#### Exercise prompt
Locate the word "reviews" in the data below, then copy every line that holds it.
Data to use: Begin
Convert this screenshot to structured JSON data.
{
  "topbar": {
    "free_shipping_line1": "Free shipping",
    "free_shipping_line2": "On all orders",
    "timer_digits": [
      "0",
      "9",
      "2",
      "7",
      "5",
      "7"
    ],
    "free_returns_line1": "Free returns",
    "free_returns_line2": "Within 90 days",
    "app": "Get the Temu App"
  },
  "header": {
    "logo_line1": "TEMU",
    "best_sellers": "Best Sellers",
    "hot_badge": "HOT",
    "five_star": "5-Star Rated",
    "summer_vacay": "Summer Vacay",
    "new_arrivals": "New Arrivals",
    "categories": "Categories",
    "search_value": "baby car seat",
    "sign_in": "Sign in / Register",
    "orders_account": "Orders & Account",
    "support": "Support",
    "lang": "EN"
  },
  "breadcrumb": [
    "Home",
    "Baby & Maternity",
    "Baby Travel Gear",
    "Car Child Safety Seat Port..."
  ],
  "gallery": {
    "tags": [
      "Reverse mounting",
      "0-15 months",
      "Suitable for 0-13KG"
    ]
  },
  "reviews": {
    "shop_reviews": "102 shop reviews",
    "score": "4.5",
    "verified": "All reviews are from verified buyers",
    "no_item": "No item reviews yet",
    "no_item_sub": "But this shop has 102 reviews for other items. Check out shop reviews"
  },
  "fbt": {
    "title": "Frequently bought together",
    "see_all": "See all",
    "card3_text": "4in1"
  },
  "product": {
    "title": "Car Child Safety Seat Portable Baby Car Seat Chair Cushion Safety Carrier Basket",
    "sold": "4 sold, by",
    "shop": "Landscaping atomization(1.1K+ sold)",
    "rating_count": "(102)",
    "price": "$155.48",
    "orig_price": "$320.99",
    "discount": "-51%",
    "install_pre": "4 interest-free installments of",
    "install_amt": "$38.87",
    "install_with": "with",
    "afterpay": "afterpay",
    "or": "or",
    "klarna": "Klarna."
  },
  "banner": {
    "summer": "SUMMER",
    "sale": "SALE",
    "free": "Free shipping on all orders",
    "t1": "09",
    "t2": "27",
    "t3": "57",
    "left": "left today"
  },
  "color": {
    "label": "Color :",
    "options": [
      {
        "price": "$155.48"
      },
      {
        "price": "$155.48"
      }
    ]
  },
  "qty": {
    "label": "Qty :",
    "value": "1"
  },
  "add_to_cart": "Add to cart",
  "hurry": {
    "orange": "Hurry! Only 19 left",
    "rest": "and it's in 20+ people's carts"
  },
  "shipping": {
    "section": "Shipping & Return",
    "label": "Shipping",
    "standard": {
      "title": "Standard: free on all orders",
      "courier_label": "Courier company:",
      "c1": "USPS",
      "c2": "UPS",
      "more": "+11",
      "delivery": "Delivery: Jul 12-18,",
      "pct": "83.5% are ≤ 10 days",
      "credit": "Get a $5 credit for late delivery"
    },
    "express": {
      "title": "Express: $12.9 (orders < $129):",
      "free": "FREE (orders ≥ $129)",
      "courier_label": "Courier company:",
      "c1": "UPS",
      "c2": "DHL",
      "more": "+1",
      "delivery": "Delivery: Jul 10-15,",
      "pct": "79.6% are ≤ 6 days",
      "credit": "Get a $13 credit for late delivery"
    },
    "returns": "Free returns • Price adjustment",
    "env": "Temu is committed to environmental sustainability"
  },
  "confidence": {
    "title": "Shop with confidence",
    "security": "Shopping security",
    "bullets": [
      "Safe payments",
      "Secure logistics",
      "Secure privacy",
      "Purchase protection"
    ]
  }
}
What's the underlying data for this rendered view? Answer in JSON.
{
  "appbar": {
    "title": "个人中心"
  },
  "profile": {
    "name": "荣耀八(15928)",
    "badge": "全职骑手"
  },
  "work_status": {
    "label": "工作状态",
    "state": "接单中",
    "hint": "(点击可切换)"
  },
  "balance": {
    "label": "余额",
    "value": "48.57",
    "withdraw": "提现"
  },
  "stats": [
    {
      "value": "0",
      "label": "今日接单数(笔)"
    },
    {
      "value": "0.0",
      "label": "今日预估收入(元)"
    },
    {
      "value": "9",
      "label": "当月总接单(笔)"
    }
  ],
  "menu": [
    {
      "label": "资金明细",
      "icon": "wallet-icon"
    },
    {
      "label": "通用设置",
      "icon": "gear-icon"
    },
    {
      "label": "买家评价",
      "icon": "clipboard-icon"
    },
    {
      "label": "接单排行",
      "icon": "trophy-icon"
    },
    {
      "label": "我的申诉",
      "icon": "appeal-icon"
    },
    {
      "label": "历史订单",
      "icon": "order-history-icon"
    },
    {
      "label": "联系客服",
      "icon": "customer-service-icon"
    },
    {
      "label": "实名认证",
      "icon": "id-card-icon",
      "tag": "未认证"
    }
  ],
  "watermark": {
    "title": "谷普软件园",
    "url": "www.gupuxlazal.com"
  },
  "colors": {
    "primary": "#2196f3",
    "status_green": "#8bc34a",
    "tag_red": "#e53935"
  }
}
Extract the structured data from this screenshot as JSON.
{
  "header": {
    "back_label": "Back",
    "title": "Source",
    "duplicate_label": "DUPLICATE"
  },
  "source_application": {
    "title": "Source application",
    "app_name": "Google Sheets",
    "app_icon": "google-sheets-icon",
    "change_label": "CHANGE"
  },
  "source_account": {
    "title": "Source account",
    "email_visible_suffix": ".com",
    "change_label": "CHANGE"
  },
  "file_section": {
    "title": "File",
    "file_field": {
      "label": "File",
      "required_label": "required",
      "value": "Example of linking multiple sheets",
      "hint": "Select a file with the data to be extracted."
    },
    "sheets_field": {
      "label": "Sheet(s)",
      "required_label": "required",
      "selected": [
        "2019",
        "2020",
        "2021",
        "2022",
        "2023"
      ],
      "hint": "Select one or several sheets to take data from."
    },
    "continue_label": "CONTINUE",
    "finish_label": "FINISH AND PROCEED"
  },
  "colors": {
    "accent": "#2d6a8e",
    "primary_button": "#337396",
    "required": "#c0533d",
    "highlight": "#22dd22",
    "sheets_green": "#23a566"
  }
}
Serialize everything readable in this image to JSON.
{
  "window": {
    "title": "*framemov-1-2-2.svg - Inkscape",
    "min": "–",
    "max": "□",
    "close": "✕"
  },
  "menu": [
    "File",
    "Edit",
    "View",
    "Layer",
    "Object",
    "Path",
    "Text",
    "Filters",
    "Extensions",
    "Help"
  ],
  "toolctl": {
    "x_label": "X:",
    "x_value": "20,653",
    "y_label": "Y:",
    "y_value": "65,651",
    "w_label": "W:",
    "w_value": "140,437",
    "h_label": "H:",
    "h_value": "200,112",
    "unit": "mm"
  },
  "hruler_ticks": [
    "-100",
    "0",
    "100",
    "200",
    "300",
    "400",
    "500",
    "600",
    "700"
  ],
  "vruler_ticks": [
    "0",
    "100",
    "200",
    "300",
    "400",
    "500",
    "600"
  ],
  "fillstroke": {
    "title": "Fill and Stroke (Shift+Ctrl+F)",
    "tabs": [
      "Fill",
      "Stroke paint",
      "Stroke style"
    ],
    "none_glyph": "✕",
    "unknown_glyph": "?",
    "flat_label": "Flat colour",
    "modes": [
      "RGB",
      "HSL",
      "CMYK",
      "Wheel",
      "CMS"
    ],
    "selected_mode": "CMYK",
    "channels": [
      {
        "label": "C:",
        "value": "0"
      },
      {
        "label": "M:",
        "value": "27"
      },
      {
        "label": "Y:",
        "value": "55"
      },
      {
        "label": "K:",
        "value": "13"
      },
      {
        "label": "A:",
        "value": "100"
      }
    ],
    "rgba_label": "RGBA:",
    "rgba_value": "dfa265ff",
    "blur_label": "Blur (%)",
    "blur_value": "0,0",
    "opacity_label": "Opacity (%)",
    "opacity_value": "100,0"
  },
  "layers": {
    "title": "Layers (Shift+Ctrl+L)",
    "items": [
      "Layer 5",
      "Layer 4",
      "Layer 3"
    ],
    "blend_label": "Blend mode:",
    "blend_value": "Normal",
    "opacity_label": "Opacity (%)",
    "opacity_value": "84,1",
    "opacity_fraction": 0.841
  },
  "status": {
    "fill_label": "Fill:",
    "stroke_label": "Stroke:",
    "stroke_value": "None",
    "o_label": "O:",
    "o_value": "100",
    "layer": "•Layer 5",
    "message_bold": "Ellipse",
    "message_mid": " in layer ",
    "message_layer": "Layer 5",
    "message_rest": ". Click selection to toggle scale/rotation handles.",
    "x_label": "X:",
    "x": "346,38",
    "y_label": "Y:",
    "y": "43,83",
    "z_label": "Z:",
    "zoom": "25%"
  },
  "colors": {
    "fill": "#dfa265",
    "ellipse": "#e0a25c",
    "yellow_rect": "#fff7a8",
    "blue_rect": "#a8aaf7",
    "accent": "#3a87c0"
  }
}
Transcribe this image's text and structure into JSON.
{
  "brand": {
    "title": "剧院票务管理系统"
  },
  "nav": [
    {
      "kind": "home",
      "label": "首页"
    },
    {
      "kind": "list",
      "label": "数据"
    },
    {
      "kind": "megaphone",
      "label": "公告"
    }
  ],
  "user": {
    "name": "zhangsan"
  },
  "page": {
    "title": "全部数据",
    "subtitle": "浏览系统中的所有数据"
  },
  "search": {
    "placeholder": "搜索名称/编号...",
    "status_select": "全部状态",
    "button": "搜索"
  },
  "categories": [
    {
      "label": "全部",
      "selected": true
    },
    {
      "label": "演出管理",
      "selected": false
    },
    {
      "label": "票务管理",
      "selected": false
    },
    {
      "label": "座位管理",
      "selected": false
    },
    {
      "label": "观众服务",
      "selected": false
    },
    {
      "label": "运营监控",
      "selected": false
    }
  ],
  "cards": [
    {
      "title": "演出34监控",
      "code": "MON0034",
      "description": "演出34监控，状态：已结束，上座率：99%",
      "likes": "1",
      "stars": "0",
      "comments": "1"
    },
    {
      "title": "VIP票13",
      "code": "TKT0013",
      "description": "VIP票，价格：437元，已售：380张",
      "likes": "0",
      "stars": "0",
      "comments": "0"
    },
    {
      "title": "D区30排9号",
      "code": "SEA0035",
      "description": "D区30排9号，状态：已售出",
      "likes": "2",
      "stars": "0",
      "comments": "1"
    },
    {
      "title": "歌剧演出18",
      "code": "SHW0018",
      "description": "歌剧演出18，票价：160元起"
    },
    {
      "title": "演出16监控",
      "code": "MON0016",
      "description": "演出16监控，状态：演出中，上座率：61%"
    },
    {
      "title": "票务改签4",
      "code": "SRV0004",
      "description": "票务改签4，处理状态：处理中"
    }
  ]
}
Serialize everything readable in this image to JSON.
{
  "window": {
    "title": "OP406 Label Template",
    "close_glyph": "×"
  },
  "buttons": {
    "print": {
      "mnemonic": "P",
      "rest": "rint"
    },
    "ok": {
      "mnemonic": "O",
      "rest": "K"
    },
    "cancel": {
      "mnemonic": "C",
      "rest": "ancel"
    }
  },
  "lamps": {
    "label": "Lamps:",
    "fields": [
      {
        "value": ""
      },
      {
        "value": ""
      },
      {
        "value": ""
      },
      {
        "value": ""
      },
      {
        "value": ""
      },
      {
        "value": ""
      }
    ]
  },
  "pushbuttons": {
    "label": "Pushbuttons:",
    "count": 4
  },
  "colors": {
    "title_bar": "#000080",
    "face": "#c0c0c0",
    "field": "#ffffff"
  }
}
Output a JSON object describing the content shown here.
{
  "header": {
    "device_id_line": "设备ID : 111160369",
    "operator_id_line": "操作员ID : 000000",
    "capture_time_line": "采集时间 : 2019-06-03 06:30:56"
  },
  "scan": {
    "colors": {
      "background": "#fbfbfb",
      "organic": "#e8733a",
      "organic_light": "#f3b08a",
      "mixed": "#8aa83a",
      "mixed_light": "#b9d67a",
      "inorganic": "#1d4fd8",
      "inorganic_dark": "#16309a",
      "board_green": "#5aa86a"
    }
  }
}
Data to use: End
#### Exercise result
  "reviews": {
    "shop_reviews": "102 shop reviews",
    "verified": "All reviews are from verified buyers",
    "no_item": "No item reviews yet",
    "no_item_sub": "But this shop has 102 reviews for other items. Check out shop reviews"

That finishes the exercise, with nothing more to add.